◆ Dataset excerpts:

============

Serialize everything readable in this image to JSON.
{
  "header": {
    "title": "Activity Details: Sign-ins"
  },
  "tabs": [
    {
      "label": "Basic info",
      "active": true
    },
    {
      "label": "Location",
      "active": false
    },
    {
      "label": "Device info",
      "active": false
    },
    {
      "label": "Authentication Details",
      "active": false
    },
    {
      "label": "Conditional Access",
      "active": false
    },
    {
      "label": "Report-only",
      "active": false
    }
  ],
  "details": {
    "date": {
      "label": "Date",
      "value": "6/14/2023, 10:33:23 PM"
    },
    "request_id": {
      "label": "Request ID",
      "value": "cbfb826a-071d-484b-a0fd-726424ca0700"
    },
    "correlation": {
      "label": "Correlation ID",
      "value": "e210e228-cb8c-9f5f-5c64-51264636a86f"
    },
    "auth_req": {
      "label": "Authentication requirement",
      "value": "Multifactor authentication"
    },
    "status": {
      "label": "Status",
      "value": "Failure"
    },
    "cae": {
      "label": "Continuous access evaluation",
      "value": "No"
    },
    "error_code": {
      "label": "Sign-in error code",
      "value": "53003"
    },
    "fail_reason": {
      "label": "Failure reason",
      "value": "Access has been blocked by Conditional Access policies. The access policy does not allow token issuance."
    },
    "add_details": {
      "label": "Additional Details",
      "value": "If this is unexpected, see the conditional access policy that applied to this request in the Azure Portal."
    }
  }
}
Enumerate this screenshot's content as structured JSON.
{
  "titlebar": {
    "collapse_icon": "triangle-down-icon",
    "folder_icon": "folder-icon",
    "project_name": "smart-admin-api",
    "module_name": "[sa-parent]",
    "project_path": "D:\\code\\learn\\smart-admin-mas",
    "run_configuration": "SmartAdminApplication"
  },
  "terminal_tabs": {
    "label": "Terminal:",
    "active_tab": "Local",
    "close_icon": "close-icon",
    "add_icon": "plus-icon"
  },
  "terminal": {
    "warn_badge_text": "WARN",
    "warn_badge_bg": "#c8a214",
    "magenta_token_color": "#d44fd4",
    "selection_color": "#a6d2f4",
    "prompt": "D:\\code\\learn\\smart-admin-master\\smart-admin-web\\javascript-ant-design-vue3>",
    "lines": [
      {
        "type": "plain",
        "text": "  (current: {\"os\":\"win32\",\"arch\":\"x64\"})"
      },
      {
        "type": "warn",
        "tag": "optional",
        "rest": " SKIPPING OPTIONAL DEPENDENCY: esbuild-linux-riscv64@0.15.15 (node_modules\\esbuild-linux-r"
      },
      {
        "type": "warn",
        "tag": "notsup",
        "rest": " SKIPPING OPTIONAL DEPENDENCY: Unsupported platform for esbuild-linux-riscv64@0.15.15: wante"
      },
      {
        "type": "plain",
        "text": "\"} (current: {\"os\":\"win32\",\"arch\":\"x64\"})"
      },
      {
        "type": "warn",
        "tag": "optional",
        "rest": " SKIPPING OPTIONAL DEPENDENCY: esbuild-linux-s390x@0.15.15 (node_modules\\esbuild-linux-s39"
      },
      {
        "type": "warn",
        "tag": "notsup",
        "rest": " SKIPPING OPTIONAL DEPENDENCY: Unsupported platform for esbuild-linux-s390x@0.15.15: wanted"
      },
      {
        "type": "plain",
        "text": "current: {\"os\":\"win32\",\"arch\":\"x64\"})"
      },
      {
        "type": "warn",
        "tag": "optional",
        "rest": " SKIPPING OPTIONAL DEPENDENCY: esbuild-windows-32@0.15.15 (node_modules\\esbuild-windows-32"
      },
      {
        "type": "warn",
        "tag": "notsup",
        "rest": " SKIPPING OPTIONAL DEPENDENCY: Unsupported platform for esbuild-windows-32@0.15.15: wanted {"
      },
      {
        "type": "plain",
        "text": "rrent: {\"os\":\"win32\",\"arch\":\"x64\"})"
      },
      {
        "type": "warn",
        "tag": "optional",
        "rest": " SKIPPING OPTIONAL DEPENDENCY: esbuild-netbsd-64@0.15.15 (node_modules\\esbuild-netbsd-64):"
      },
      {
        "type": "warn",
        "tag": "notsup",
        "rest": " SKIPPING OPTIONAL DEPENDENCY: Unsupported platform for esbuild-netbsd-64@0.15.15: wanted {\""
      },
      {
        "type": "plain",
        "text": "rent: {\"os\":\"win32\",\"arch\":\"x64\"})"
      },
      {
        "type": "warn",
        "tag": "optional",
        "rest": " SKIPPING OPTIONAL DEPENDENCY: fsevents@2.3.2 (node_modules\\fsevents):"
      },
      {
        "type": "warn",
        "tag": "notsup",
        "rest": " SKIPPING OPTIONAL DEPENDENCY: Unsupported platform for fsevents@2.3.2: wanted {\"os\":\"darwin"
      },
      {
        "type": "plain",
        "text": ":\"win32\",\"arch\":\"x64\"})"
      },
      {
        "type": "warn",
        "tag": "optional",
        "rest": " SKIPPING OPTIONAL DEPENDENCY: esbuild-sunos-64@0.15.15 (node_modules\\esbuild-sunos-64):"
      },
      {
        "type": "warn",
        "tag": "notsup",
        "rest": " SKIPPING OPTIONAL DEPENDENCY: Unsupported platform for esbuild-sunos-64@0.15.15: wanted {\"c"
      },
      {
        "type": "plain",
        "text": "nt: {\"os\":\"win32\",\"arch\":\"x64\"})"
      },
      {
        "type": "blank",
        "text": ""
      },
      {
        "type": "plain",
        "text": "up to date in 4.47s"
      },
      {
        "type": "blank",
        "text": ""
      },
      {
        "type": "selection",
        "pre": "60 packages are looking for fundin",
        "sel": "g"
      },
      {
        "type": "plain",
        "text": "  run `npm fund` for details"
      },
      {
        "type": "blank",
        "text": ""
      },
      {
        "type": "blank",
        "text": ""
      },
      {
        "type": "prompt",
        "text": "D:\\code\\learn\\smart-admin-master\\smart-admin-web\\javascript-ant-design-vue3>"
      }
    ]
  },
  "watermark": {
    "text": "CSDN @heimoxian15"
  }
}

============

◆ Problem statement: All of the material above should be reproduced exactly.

◆ Response to the exercise:
Serialize everything readable in this image to JSON.
{
  "header": {
    "title": "Activity Details: Sign-ins"
  },
  "tabs": [
    {
      "label": "Basic info",
      "active": true
    },
    {
      "label": "Location",
      "active": false
    },
    {
      "label": "Device info",
      "active": false
    },
    {
      "label": "Authentication Details",
      "active": false
    },
    {
      "label": "Conditional Access",
      "active": false
    },
    {
      "label": "Report-only",
      "active": false
    }
  ],
  "details": {
    "date": {
      "label": "Date",
      "value": "6/14/2023, 10:33:23 PM"
    },
    "request_id": {
      "label": "Request ID",
      "value": "cbfb826a-071d-484b-a0fd-726424ca0700"
    },
    "correlation": {
      "label": "Correlation ID",
      "value": "e210e228-cb8c-9f5f-5c64-51264636a86f"
    },
    "auth_req": {
      "label": "Authentication requirement",
      "value": "Multifactor authentication"
    },
    "status": {
      "label": "Status",
      "value": "Failure"
    },
    "cae": {
      "label": "Continuous access evaluation",
      "value": "No"
    },
    "error_code": {
      "label": "Sign-in error code",
      "value": "53003"
    },
    "fail_reason": {
      "label": "Failure reason",
      "value": "Access has been blocked by Conditional Access policies. The access policy does not allow token issuance."
    },
    "add_details": {
      "label": "Additional Details",
      "value": "If this is unexpected, see the conditional access policy that applied to this request in the Azure Portal."
    }
  }
}
Enumerate this screenshot's content as structured JSON.
{
  "titlebar": {
    "collapse_icon": "triangle-down-icon",
    "folder_icon": "folder-icon",
    "project_name": "smart-admin-api",
    "module_name": "[sa-parent]",
    "project_path": "D:\\code\\learn\\smart-admin-mas",
    "run_configuration": "SmartAdminApplication"
  },
  "terminal_tabs": {
    "label": "Terminal:",
    "active_tab": "Local",
    "close_icon": "close-icon",
    "add_icon": "plus-icon"
  },
  "terminal": {
    "warn_badge_text": "WARN",
    "warn_badge_bg": "#c8a214",
    "magenta_token_color": "#d44fd4",
    "selection_color": "#a6d2f4",
    "prompt": "D:\\code\\learn\\smart-admin-master\\smart-admin-web\\javascript-ant-design-vue3>",
    "lines": [
      {
        "type": "plain",
        "text": "  (current: {\"os\":\"win32\",\"arch\":\"x64\"})"
      },
      {
        "type": "warn",
        "tag": "optional",
        "rest": " SKIPPING OPTIONAL DEPENDENCY: esbuild-linux-riscv64@0.15.15 (node_modules\\esbuild-linux-r"
      },
      {
        "type": "warn",
        "tag": "notsup",
        "rest": " SKIPPING OPTIONAL DEPENDENCY: Unsupported platform for esbuild-linux-riscv64@0.15.15: wante"
      },
      {
        "type": "plain",
        "text": "\"} (current: {\"os\":\"win32\",\"arch\":\"x64\"})"
      },
      {
        "type": "warn",
        "tag": "optional",
        "rest": " SKIPPING OPTIONAL DEPENDENCY: esbuild-linux-s390x@0.15.15 (node_modules\\esbuild-linux-s39"
      },
      {
        "type": "warn",
        "tag": "notsup",
        "rest": " SKIPPING OPTIONAL DEPENDENCY: Unsupported platform for esbuild-linux-s390x@0.15.15: wanted"
      },
      {
        "type": "plain",
        "text": "current: {\"os\":\"win32\",\"arch\":\"x64\"})"
      },
      {
        "type": "warn",
        "tag": "optional",
        "rest": " SKIPPING OPTIONAL DEPENDENCY: esbuild-windows-32@0.15.15 (node_modules\\esbuild-windows-32"
      },
      {
        "type": "warn",
        "tag": "notsup",
        "rest": " SKIPPING OPTIONAL DEPENDENCY: Unsupported platform for esbuild-windows-32@0.15.15: wanted {"
      },
      {
        "type": "plain",
        "text": "rrent: {\"os\":\"win32\",\"arch\":\"x64\"})"
      },
      {
        "type": "warn",
        "tag": "optional",
        "rest": " SKIPPING OPTIONAL DEPENDENCY: esbuild-netbsd-64@0.15.15 (node_modules\\esbuild-netbsd-64):"
      },
      {
        "type": "warn",
        "tag": "notsup",
        "rest": " SKIPPING OPTIONAL DEPENDENCY: Unsupported platform for esbuild-netbsd-64@0.15.15: wanted {\""
      },
      {
        "type": "plain",
        "text": "rent: {\"os\":\"win32\",\"arch\":\"x64\"})"
      },
      {
        "type": "warn",
        "tag": "optional",
        "rest": " SKIPPING OPTIONAL DEPENDENCY: fsevents@2.3.2 (node_modules\\fsevents):"
      },
      {
        "type": "warn",
        "tag": "notsup",
        "rest": " SKIPPING OPTIONAL DEPENDENCY: Unsupported platform for fsevents@2.3.2: wanted {\"os\":\"darwin"
      },
      {
        "type": "plain",
        "text": ":\"win32\",\"arch\":\"x64\"})"
      },
      {
        "type": "warn",
        "tag": "optional",
        "rest": " SKIPPING OPTIONAL DEPENDENCY: esbuild-sunos-64@0.15.15 (node_modules\\esbuild-sunos-64):"
      },
      {
        "type": "warn",
        "tag": "notsup",
        "rest": " SKIPPING OPTIONAL DEPENDENCY: Unsupported platform for esbuild-sunos-64@0.15.15: wanted {\"c"
      },
      {
        "type": "plain",
        "text": "nt: {\"os\":\"win32\",\"arch\":\"x64\"})"
      },
      {
        "type": "blank",
        "text": ""
      },
      {
        "type": "plain",
        "text": "up to date in 4.47s"
      },
      {
        "type": "blank",
        "text": ""
      },
      {
        "type": "selection",
        "pre": "60 packages are looking for fundin",
        "sel": "g"
      },
      {
        "type": "plain",
        "text": "  run `npm fund` for details"
      },
      {
        "type": "blank",
        "text": ""
      },
      {
        "type": "blank",
        "text": ""
      },
      {
        "type": "prompt",
        "text": "D:\\code\\learn\\smart-admin-master\\smart-admin-web\\javascript-ant-design-vue3>"
      }
    ]
  },
  "watermark": {
    "text": "CSDN @heimoxian15"
  }
}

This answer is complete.